This immersion is complemented by intimacy. You get close enough to hear the crunch of lions ripping apart a zebra carcass; glances are shared as an elephant bull looks you up and down; an endangered white rhino seems almost close enough to touch.

Often there is so much going on that everyone gets a different experience in the same place. For example, come across a herd of 2000 zebra and there are many micro scenes to find, not including a lone leopard hiding in the grass nearby.

Experiencing Both the Scale and the Detail

On a first-time safari it’s impossible to ignore the call of specific animals. You want to see lions, leopards, elephants, and all the famous characters endemic to Africa. There’s the big five of course and they’re often high on the list.
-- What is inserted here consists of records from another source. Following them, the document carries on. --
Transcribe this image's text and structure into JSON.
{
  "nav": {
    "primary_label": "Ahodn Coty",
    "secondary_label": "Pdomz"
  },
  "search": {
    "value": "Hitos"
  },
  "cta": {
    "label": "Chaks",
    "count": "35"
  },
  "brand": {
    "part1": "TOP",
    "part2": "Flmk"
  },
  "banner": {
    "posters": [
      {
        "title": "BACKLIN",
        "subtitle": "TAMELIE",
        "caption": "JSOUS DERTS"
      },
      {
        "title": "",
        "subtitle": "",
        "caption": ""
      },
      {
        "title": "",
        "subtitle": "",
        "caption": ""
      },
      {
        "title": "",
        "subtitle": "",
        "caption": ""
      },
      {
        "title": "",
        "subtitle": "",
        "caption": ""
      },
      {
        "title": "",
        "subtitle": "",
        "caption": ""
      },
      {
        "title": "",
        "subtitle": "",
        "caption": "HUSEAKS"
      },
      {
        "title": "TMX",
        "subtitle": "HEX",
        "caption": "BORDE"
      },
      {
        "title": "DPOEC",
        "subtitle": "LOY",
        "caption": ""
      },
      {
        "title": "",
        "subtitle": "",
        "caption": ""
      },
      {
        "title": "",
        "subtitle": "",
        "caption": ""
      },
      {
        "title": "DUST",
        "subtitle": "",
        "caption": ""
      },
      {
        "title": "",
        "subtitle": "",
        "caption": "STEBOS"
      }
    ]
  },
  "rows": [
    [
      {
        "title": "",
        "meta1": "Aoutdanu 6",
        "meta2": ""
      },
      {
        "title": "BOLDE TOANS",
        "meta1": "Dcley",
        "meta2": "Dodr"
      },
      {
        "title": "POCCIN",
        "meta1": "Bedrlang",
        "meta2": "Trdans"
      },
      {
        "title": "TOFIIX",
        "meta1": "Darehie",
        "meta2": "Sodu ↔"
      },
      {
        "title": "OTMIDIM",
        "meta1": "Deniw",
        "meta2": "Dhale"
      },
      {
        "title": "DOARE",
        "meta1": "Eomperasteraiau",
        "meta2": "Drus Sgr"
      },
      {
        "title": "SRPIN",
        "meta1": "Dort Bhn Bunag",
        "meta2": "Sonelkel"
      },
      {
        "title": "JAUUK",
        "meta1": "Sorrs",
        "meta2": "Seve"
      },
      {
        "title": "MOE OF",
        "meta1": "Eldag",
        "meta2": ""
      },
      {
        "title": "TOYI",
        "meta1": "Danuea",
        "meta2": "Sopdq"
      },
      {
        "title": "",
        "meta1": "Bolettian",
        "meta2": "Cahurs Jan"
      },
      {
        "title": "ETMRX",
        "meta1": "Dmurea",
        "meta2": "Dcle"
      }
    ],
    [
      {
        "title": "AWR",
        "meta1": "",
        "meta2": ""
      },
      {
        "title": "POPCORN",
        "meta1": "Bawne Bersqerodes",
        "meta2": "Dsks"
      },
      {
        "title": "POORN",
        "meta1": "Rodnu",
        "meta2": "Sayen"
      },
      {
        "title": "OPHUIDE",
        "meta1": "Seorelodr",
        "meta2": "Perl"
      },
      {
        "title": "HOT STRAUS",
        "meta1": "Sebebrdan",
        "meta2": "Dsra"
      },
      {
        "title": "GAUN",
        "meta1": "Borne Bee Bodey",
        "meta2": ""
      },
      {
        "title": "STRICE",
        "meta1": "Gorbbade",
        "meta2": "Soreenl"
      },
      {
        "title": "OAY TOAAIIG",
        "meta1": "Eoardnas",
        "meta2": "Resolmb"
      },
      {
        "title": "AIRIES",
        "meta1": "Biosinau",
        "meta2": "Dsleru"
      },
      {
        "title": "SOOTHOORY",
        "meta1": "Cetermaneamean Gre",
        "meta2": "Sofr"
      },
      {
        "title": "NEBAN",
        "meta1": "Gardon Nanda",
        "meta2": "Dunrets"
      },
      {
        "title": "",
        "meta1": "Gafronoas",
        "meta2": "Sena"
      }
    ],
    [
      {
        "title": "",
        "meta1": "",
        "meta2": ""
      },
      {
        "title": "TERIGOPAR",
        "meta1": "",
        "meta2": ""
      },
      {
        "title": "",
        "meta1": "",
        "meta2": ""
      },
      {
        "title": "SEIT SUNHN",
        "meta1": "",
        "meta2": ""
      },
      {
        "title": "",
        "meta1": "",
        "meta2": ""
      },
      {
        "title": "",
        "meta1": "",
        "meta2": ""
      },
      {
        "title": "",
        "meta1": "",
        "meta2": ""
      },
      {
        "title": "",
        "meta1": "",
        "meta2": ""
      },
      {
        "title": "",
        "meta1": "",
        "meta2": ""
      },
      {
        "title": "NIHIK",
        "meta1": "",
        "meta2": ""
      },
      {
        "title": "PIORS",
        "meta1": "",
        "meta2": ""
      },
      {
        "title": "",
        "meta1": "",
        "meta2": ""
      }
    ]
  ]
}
At first you’re enjoying redolent snapshots of single animals, taking in all the details on a micro level: a baby elephant chasing a warthog, a lion’s mane, hippos yawning in the water. The level of detail is remarkable and after the first two hours you’ll realise that there is always something new when you look the other way.

Even the smallest private game reserves are on a baffling scale. Some of the big national parks and reserves are larger than most European countries! Such enormous wildernesses provide home for huge animal populations.

Witnessing an elephant is a special experience; around 100,000 elephants can be seen in Botswana’s Chobe National Park. It can take three days just to cross Tanzania’s Serengeti, which is home to more than 2 million wild animals.

It’s this mix of scale and detail that has people coming back year after year for a safari.

But Really, What is an African Safari?

Safari isn’t just going to Africa to see some animals. It’s an opportunity to connect with your wild side and experience the natural world as it really is. But all that’s to come.

Where do you start when there are hundreds of different safari destinations and many distinctive ways to discover the landscape?

Although it’s possible to go on a half or full-day safari, especially if you’re staying in Cape Town, at Africa Freak we always recommend a multi-day safari experience. You’ll see more, feel more, and get a deeper sense of the wild world.

On a typical multi-day safari you’ll enjoy two specific activities each day, which usually maximise the times when animals are most active: early morning and late afternoon. There could be other activities after dark as well, or in big parks like the Masai Mara or Kruger you may spend the whole day exploring.

For the rest of the time you are still on safari. Even at the lodge or camp you’ll be listening to and watching the animals. In most destinations it’s worth the trip just to feel the landscape, before you even set eyes on any of its four-legged inhabitants.

Safari is a Journey

On a multi-day safari you’ll start to understand why safari is such a strong Swahili word. Safari really will take you on a journey as it helps to open up your wild side. With two or three days you can fully explore a single park or reserve, but we’d recommend much longer.

Every safari destination is different, with contrasting landscapes, animals and scenes. Spend a week and you could visit three or four different parks, building a more complete picture of Africa’s wild world.

Hey, if it was up to us we’d spend our whole lives on safari, experiencing all the beauty of the world’s final animal strongholds.

Just by reading this you’ve started the journey and we encourage you to continue. That wild side is ticking within you and there’s never a better time than now to start exploring. Remember, Africa is an enormous continent of 54 countries and over 1000 languages.

Every destination is a little different and suited to a different kind of visitor; you could have a private plunge pool overlooking the herds or a mobile camp hundreds of miles from civilization; for some, safari is sitting back and watching the wildlife roam past, while others want to be out discovering at all times of the day.

So explore the WHERE and learn about Africa’s safari destinations.

Read about WHEN to go on safari to maximise your experience.

Learn about WHO you’re going to meet on the journey, from communities and cultures to all the animals.

Discover HOW a safari day unfolds and get practical tips on making your safari an even better success.

See WHY safari is so important for conservation and self discovery.

And start planning your own safari in Africa.